A man of promise deserves a honeymoon

PUBLISHED : Thursday, 19 April, 2012, 12:00am
UPDATED : Thursday, 19 April, 2012, 12:00am


Leung Chun-ying has, at the very least, shown himself to have understood the most pressing issues confronting Hong Kong today.

Whether the chief executive-elect has the ability, luck and will to resolve these issues during his coming tenure, we will have to wait and see. However, people of goodwill who have no affiliation to any vested interests or any ideological points to score should, for now at least, give him the benefit of the doubt. He deserves a honeymoon period.

Take a look at some top news headlines this week. Leung has proposed a zero quota in private hospitals for mainland mothers giving birth in the city from next year, an administrative measure least vulnerable to court challenges.

A key Leung supporter, Nicholas Brooke, speaking in his personal capacity, has suggested setting up a powerful harbour authority to oversee the transformation of the waterfront. Coming from Brooke, the current head of the Harbour Commission, a proposal once dismissed by the Tsang government now carries weight.

The arts hub project has dragged on for more than a decade but construction work may finally start under Leung's administration.

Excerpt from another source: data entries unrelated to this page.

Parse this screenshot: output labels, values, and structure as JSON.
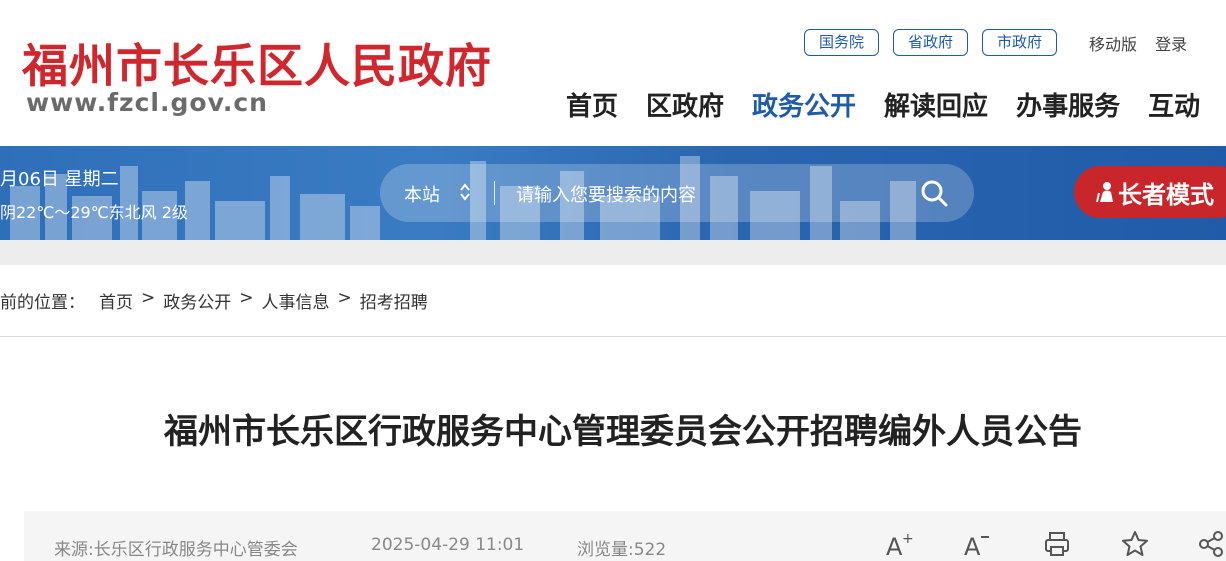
{
  "header": {
    "site_title": "福州市长乐区人民政府",
    "site_url": "www.fzcl.gov.cn",
    "top_links": {
      "guowuyuan": "国务院",
      "shengzhengfu": "省政府",
      "shizhengfu": "市政府",
      "mobile": "移动版",
      "login": "登录"
    },
    "nav": [
      "首页",
      "区政府",
      "政务公开",
      "解读回应",
      "办事服务",
      "互动"
    ],
    "active_nav_index": 2
  },
  "banner": {
    "date": "月06日 星期二",
    "weather": "阴22℃～29℃东北风 2级",
    "search_scope": "本站",
    "search_placeholder": "请输入您要搜索的内容",
    "elder_mode": "长者模式"
  },
  "breadcrumb": {
    "label": "前的位置：",
    "items": [
      "首页",
      "政务公开",
      "人事信息",
      "招考招聘"
    ],
    "separator": ">"
  },
  "article": {
    "title": "福州市长乐区行政服务中心管理委员会公开招聘编外人员公告",
    "source": "来源:长乐区行政服务中心管委会",
    "datetime": "2025-04-29 11:01",
    "views": "浏览量:522",
    "tools": {
      "font_increase": "A⁺",
      "font_decrease": "A⁻"
    }
  },
  "colors": {
    "brand_red": "#d0262d",
    "brand_blue": "#1f5ba8",
    "elder_red": "#c8262b"
  }
}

The project has had the property developers dreaming big, hoping to cash in on the portions that involve residential development.

But the big boys have been cut down to size lately and are unlikely to receive any preferential treatment. They will still be rich but they have learned they are expendable as far as Beijing is concerned.

Meanwhile, the government is proceeding with its crackdown against illegal structures in the New Territories. The authorities may still back down in the end or, under Leung, they can choose to fight the powerful Heung Yee Kuk, the rural representative body, and cut it down to size.

In the end, it's about the economy, affordable housing and breathable air.

That's a tall order, and no one will ever meet all the challenges. But if Leung can get even a few key things right, he may become Hong Kong's first directly elected mayor in 2017.